Many are also dismissing the fact that the Pittsburgh running backs are now under the tutelage of Eddie Faulkner. He was Samuels’ running back coach during his days as a member of the Wolfpack. Conner might be the guy heading into 2019, but nepotism is as relevant as ever. Don’t think for a second that having Faulker on the Steelers hinders Samuels’ chance of seeing the field. Conner also has an injury history, whereas Samuels seems to be healthy most of the time.

Both Conner and recently acquired rookie Benny Snell Jr. are below-average athletes, compared to Samuels, who is miles ahead. He’s faster, more agile and has more burst than the other two. Samuels has an 83rd-percentile Speed Score compared to Conner’s 32nd-percentile and Snell’s 30th-percentile. He has a 52nd-percentile Burst Score compared to Conner’s 6th-percentile and Snell’s 12th-percentile. And Samuels has a 72nd-percentile Agility Score compared to Conner’s 18th-percentile and Snell’s 49th-percentile. Conner was in a formidable position last year being the next man up in Pittsburgh after Bell’s departure.

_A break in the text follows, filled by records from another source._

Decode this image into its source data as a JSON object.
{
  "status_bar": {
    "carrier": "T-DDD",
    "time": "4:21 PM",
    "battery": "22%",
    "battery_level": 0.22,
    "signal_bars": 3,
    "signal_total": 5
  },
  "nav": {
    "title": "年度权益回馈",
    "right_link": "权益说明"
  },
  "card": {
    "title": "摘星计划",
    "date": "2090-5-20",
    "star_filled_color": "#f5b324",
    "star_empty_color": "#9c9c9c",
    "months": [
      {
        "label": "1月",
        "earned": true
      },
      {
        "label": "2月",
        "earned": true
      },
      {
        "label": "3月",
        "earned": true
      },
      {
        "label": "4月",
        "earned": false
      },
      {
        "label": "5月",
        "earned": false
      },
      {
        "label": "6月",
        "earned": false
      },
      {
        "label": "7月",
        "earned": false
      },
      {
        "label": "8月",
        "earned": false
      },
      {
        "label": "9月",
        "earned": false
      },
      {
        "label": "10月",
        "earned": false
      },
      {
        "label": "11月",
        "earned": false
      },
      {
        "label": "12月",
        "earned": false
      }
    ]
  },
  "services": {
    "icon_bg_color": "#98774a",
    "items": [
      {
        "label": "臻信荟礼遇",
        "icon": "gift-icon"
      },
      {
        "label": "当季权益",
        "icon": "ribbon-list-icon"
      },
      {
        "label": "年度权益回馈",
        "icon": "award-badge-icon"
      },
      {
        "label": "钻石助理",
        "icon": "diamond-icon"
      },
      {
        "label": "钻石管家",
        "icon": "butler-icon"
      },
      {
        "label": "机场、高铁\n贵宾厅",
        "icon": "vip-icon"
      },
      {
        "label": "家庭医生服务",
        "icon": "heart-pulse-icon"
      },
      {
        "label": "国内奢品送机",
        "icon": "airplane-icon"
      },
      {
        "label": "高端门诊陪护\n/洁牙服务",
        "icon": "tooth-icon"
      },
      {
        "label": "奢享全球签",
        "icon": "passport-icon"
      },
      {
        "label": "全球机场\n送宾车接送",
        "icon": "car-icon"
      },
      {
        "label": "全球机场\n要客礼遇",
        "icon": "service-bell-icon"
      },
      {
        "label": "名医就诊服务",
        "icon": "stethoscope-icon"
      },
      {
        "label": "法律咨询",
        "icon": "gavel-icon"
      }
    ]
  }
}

But based on athleticism and versatility, Samuels is the guy everyone should want to covet.


Pittsburgh has a knack for drafting large bell cows. They currently have three on the team after drafting Snell, but don’t be fooled. Conner is the guy from day one, and Samuels has earned his spot behind him. Samuels will be relevant on his own as the third-down change-of-pace option. He’s therefore draftable on that reason alone. It’s more intriguing having his potential on your roster than a Giovani Bernard, Theo Riddick, or even a James White. Especially knowing that Samuels will explode if Conner goes down. At RB44, Samuels is the Stealer to own.

D’Onta Foreman, Houston Texans

The final potential bell-cow value is D’Onta Foreman, who’ listed just after Samuels as RB45. He comes with a huge risk since he’s coming off of an Achilles injury that some never recover from. Despite the risk, he’s being drafted behind Adrian Peterson and just ahead of Austin Ekeler. Peterson is a few years beyond his prime and Ekeler, though efficient and dynamic, is nothing more than a satellite back. Foreman comes with bell-cow size (6-0, 230-pounds) and is on the Houston Texans. An offensive juggernaut that hasn’t had a stellar running back since Arian Foster. Like Peyton Barber, Lamar Miller has been solid but has always been less than spectacular.


All news indicates that Foreman is better than ever. If this is true than getting him at this ADP is insane. He has a 95th-percentile Speed Score and a 36.5% (84th-percentile) College Dominator Rating. When given the chance, Foreman can carry the load. It might be a small sample size but he has averaged 13.9 yards as a receiver in Houston. This despite a lack of collegiate pass-catching chops. In his only game last year, Foreman scored a touchdown as a receiver out of the backfield. Miller recorded the same number in 14 games as a receiver.

Miller is definitely the safer pick, but he’s going 16 running back slots ahead of Foreman. Everyone knows what they get with Miller – consistent mediocrity. However, Foreman brings a mystique of upside. It seems that the Texans have been conservative and patient with his return, and he seems poised and ready to explode in 2019. And he only has Miller’s crossing to ultimately be the Texans’ bell cow in 2019.


All running backs come with risk. However, it makes sense to find those potential bell cows lurking in the mid-to-late rounds that exemplify value. They might not pan out, but it’s worth taking a chance in the case they do. Rashaad Penny, Royce Freeman, Ronald Jones, Jaylen Samuels, and D’Onta Foreman all have that upside. It makes the most sense to prioritize the kinds of running backs who have a chance to be the next breadwinner for your fantasy football team. There’s a reason why Elliott, Saquon Barkley, and David Johnson are first-round players in any format: size matters. And getting a bell cow in the middle of your draft could make your roster the powerhouse of success. With ADPs around the RB3 to RB4 range, these are bell-cow discounts that shouldn’t be discounted.